“Digital disruption” is the phrase of the decade. Virtually every industry, from entertainment to retail to healthcare, has been forced to evolve because consumers want to access content in new ways and competitors offer a digital service that encroaches on traditional business models. With the digital landscape still in its infancy but evolving quickly, it’s extremely difficult for companies to understand where the best opportunity exists for their business, how the landscape will change, and how to get digital products and services to market rapidly.

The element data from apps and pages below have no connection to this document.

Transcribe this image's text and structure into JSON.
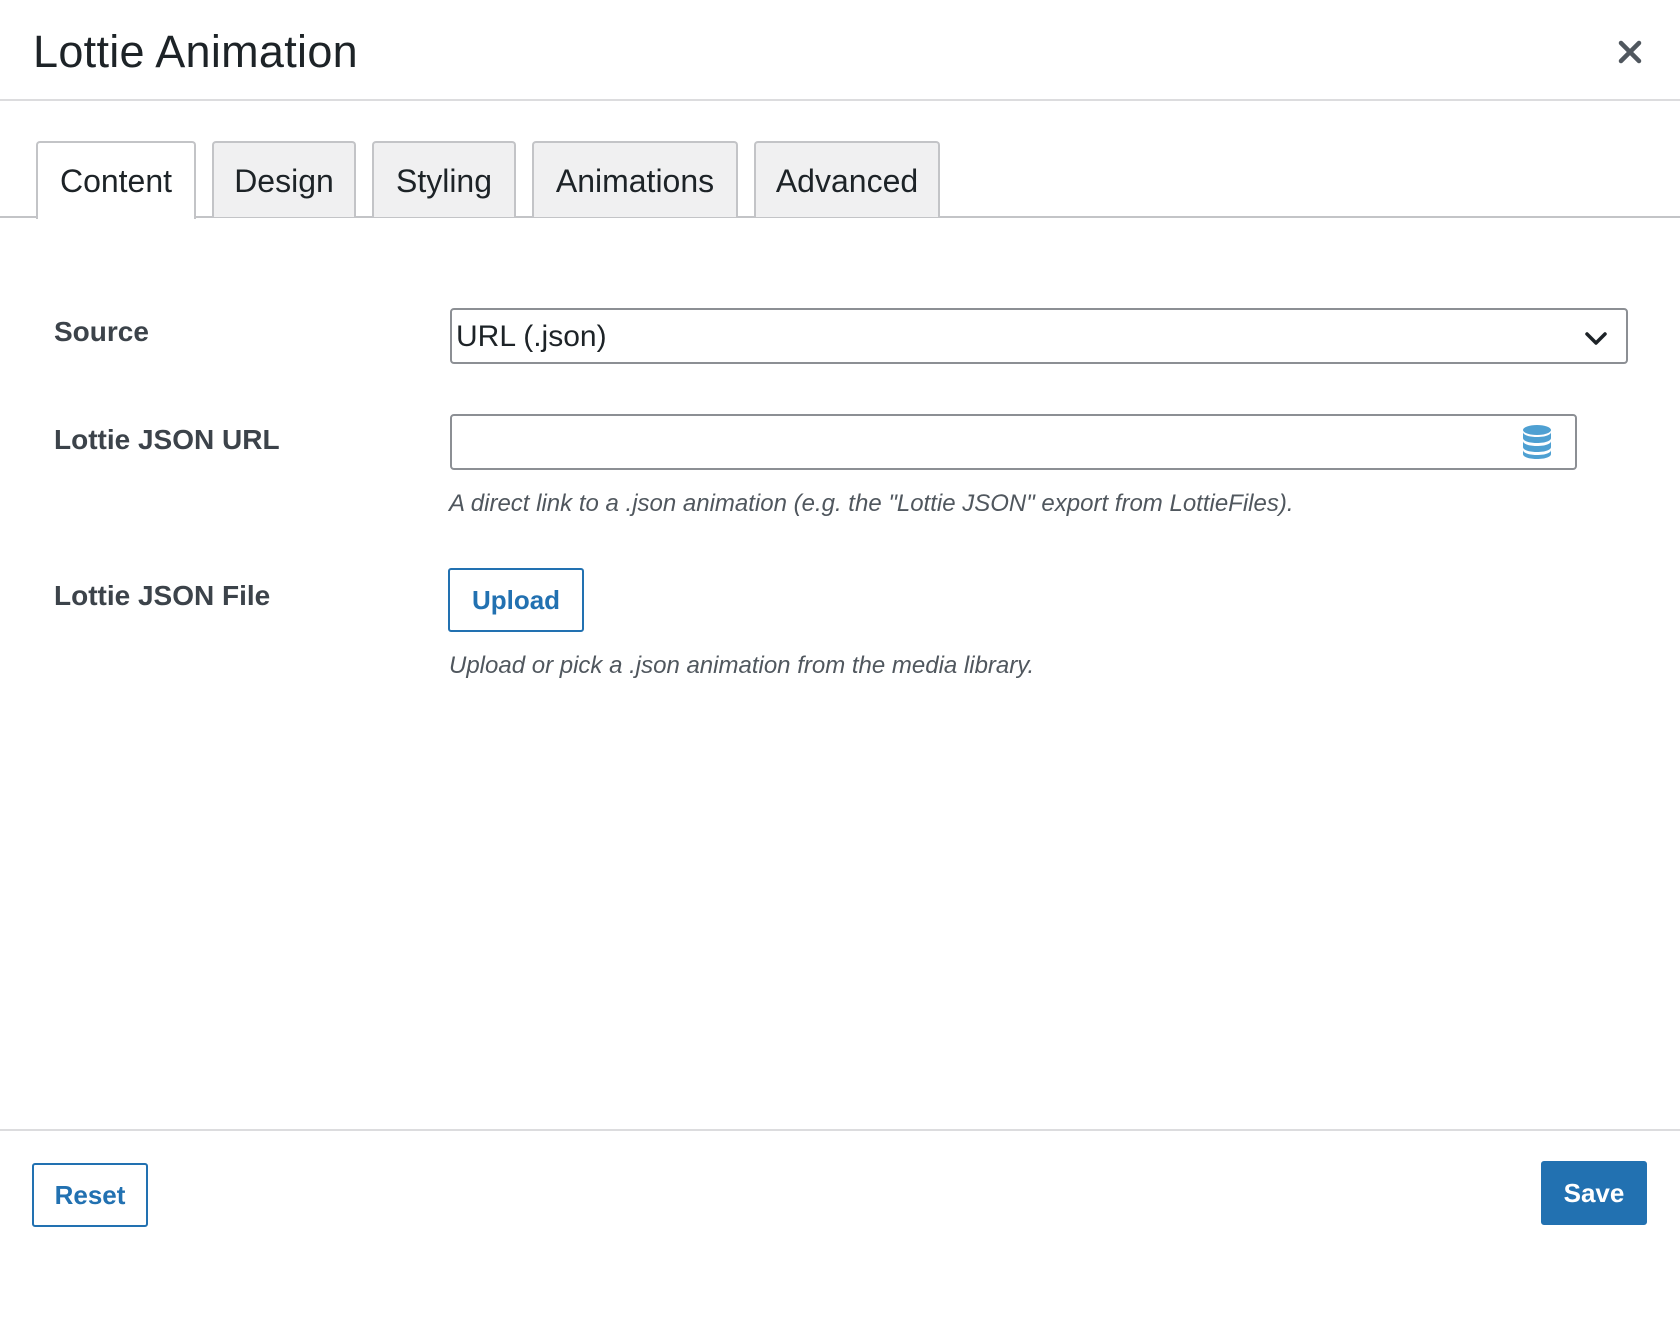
{
  "modal": {
    "title": "Lottie Animation",
    "close_icon": "close-icon"
  },
  "tabs": [
    {
      "label": "Content",
      "active": true
    },
    {
      "label": "Design",
      "active": false
    },
    {
      "label": "Styling",
      "active": false
    },
    {
      "label": "Animations",
      "active": false
    },
    {
      "label": "Advanced",
      "active": false
    }
  ],
  "fields": {
    "source": {
      "label": "Source",
      "selected": "URL (.json)",
      "icon": "chevron-down-icon"
    },
    "json_url": {
      "label": "Lottie JSON URL",
      "value": "",
      "placeholder": "",
      "icon": "database-icon",
      "help": "A direct link to a .json animation (e.g. the \"Lottie JSON\" export from LottieFiles)."
    },
    "json_file": {
      "label": "Lottie JSON File",
      "button_label": "Upload",
      "help": "Upload or pick a .json animation from the media library."
    }
  },
  "footer": {
    "reset_label": "Reset",
    "save_label": "Save"
  },
  "colors": {
    "accent": "#2271b1",
    "icon_blue": "#4ea0d2",
    "text": "#1d2327",
    "muted": "#50575e",
    "border": "#8c8f94"
  }
}
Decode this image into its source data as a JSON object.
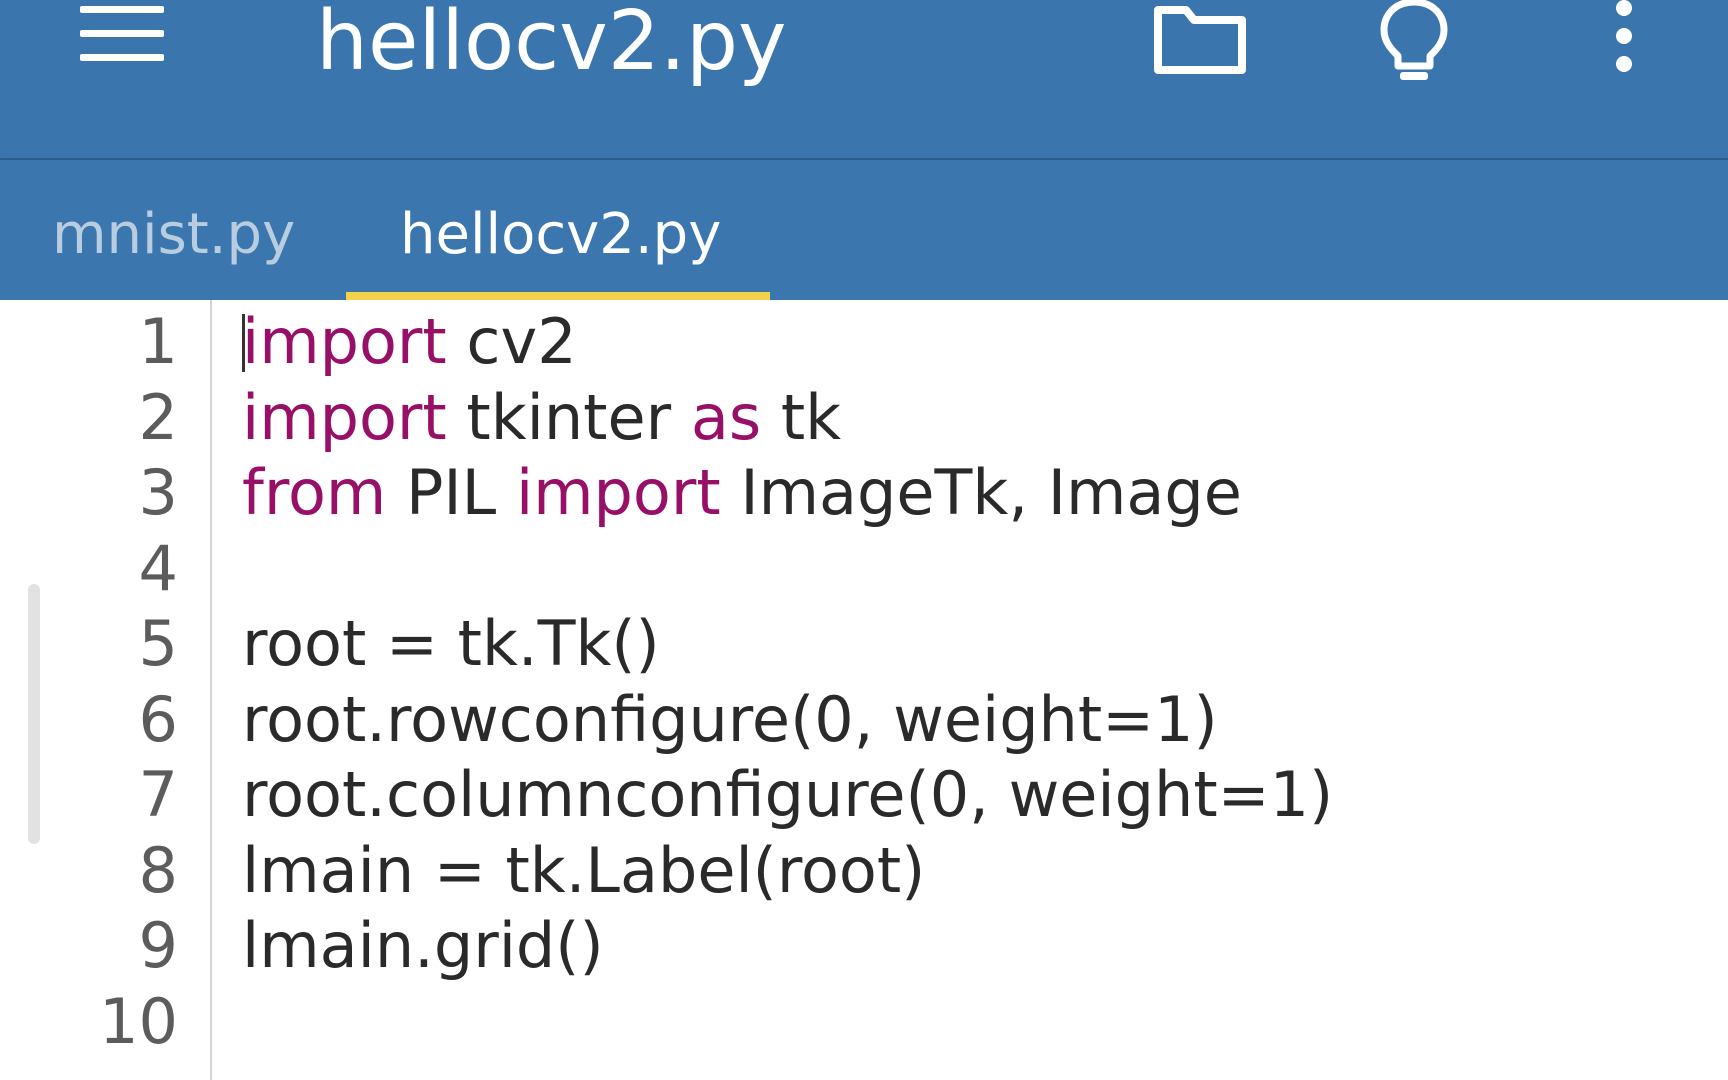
{
  "appbar": {
    "title": "hellocv2.py",
    "actions": [
      "folder-icon",
      "lightbulb-icon",
      "more-vert-icon"
    ]
  },
  "tabs": [
    {
      "label": "mnist.py",
      "active": false
    },
    {
      "label": "hellocv2.py",
      "active": true
    }
  ],
  "editor": {
    "lines": [
      {
        "num": "1",
        "segments": [
          {
            "t": "import",
            "kw": true
          },
          {
            "t": " cv2",
            "kw": false
          }
        ]
      },
      {
        "num": "2",
        "segments": [
          {
            "t": "import",
            "kw": true
          },
          {
            "t": " tkinter ",
            "kw": false
          },
          {
            "t": "as",
            "kw": true
          },
          {
            "t": " tk",
            "kw": false
          }
        ]
      },
      {
        "num": "3",
        "segments": [
          {
            "t": "from",
            "kw": true
          },
          {
            "t": " PIL ",
            "kw": false
          },
          {
            "t": "import",
            "kw": true
          },
          {
            "t": " ImageTk, Image",
            "kw": false
          }
        ]
      },
      {
        "num": "4",
        "segments": []
      },
      {
        "num": "5",
        "segments": [
          {
            "t": "root = tk.Tk()",
            "kw": false
          }
        ]
      },
      {
        "num": "6",
        "segments": [
          {
            "t": "root.rowconfigure(0, weight=1)",
            "kw": false
          }
        ]
      },
      {
        "num": "7",
        "segments": [
          {
            "t": "root.columnconfigure(0, weight=1)",
            "kw": false
          }
        ]
      },
      {
        "num": "8",
        "segments": [
          {
            "t": "lmain = tk.Label(root)",
            "kw": false
          }
        ]
      },
      {
        "num": "9",
        "segments": [
          {
            "t": "lmain.grid()",
            "kw": false
          }
        ]
      },
      {
        "num": "10",
        "segments": []
      }
    ]
  },
  "colors": {
    "appbar": "#3a76ad",
    "tab_indicator": "#f2d14b",
    "keyword": "#970f66"
  }
}
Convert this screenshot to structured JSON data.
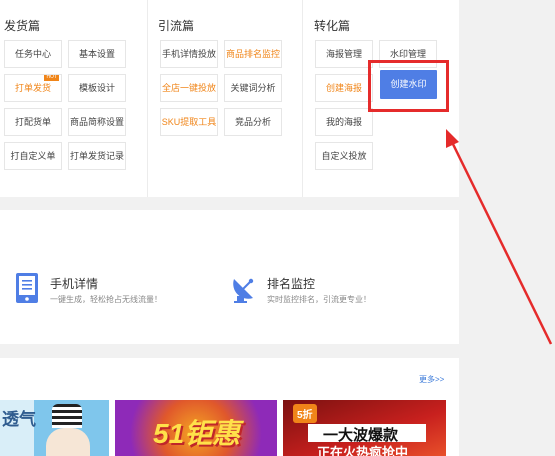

In June we co-hosted a webinar with Qualcomm, one of our most innovative technology clients, to discuss how brands can quickly plan, design, optimize and build a new digital product. At CES 2012, Qualcomm showcased the first smart TV experience powered by their line of powerful Snapdragon processors. The entire process of creating the TV experience, which Rosetta and Qualcomm partnered on, took just over three months and the end product achieved fantastic accolades at the show. Three months to get a product ready for debut at CES? Yes, and here are some of the most critical drivers of success reviewed in the webinar.
Initial team alignment leads to exponential time savings later on
Use “quick-hit” research methods like talking directly with ecosystem partners and end users or leveraging research intellectual property that exists elsewhere in your organization. To ensure team alignment, bring all groups together, distill the research into a concise strategic brief, and use it as part of a structured workshop with the Design, User Experience and Engineering teams, among others, on the market opportunity and customer need.
Expedite concept design with a “soft landing” approach
One of the biggest causes of delays and product failure is large gaps between project milestones. For Qualcomm’s TV, our teams were concurrently exploring wireframe directions, mood boards and visual elements, creative comps and annotated wireframes. With strong communication between groups and a foundational approach established in the initial strategic brief, this “swim-lane” methodology allowed us to quickly explore and refine concepts and turn big milestones into a series of baby steps. Each round the work got better and better, and technical teams provided continual input to ensure a seamless hand-off between the design and development teams.
There is no such thing as over-communication during delivery and hand-off
Small changes in one product stage can have major implications for other stages that are still held to a specific deadline. To ensure development stays on track and to ensure the end product accurately reflects the initial use cases, Qualcomm and Rosetta recommend creating a checklist for the development team that includes everything from a communication plan to milestone delivery dates and well-defined roles for all partner teams.
I encourage you to watch the recorded webinar, Bringing Better Products to Marketing Before the Competition with Rapid Product Innovation, for a glimpse at deliverables and more insider tips on ways to simplify and expedite the digital product development process.